Development of the theory underpinning connectivity
Because i-CONN aims to use Connectivity Science to understand and manage complex systems by learning from transdisciplinary perspectives, we place strong emphasis on developing the theoretical foundation of connectivity research alongside stakeholders.
Many scientific questions can be mapped to a comparison of a (rather static) structural network to be compared with a (rather dynamic) functional network, i.e. to understand relationships between structural and functional connectivity. One of the foundations of our ITN is the conviction that the specific questions about relationships between SC and FC can be abstracted, such that a common set of tools can be employed.
WP1 will develop underpinning transdisciplinary theory of Connectivity Science, by exploring relations and dynamics between SC and FC and their wider application – here, the experience of real-world applications by stakeholders (EA, AAISCS and IIASA) is critical.
WP1 will be achieved by fulfilling the following objectives:
Will provide theoretical knowledge about structure-function connectivity (SC-FC) relationships in networks (ESR1, 2, 4).
Will explore the ranges of validity of SC-FC relationships and reformulate them for usage in the application projects (ESR 3, 4, 6, 8, 13).
Will arrive at suitable (minimal) abstractions of specific systems, such that the tools within the common methodology become applicable and results can be compared among the different application projects (ESR 3, 6, 8, 10, 12, 13).
Whilst key to fulfilling the tasks of WP1, these ESR projects also cross-cut WPs 2 and 3, thus ensuring that methods and applications of Connectivity Science have a firm theoretical foundation, and there is cross-fertilization of ideas and a three-way exchange between theory, methods development and applications. The involvement of the non-academic partners in WP1 will ensure that theoretical developments remain grounded in terms of their real-world applications.
ESR Positions in this Work Package

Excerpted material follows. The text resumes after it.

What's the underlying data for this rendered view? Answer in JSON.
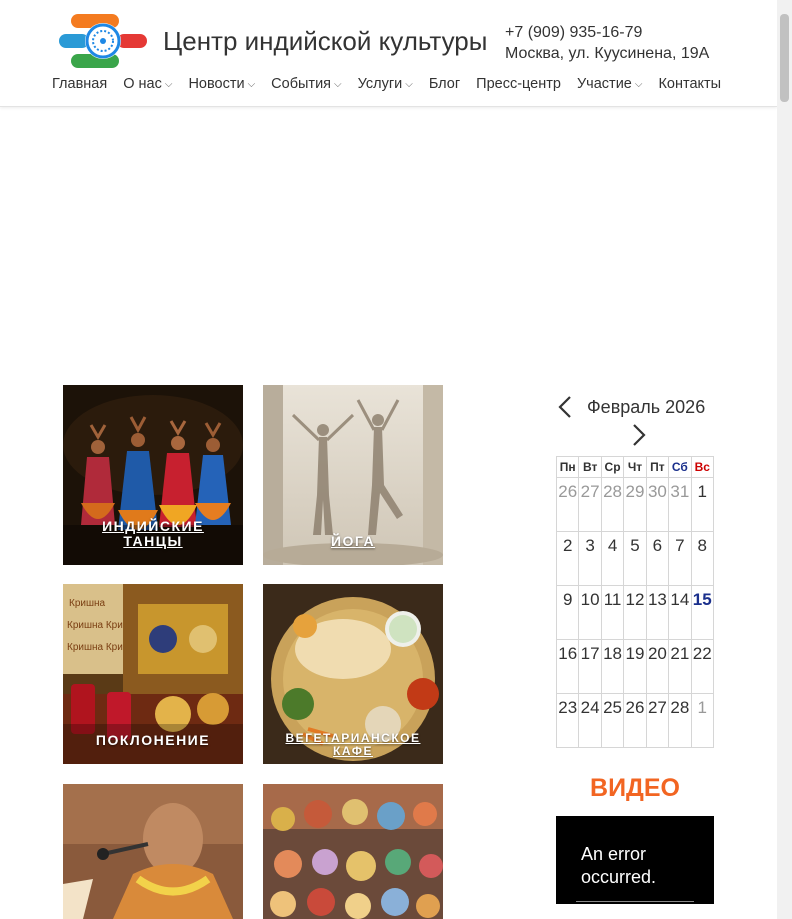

Durham University (United Kingdom)
Spatial and temporal roles of critical nodes in ecogeomorphic systems
University of Vienna (Austria)
Hotspots and hot moments: the role of connectivity and resilience science for managing human-impacted catchment systems
Jacobs University (Germany)
Minimal models of dynamics on networks to study generic SC/FC relationships
Masaryk University (Czech Republic)
Catastrophic transitions: Regime shifts in network topology resulting in novel systems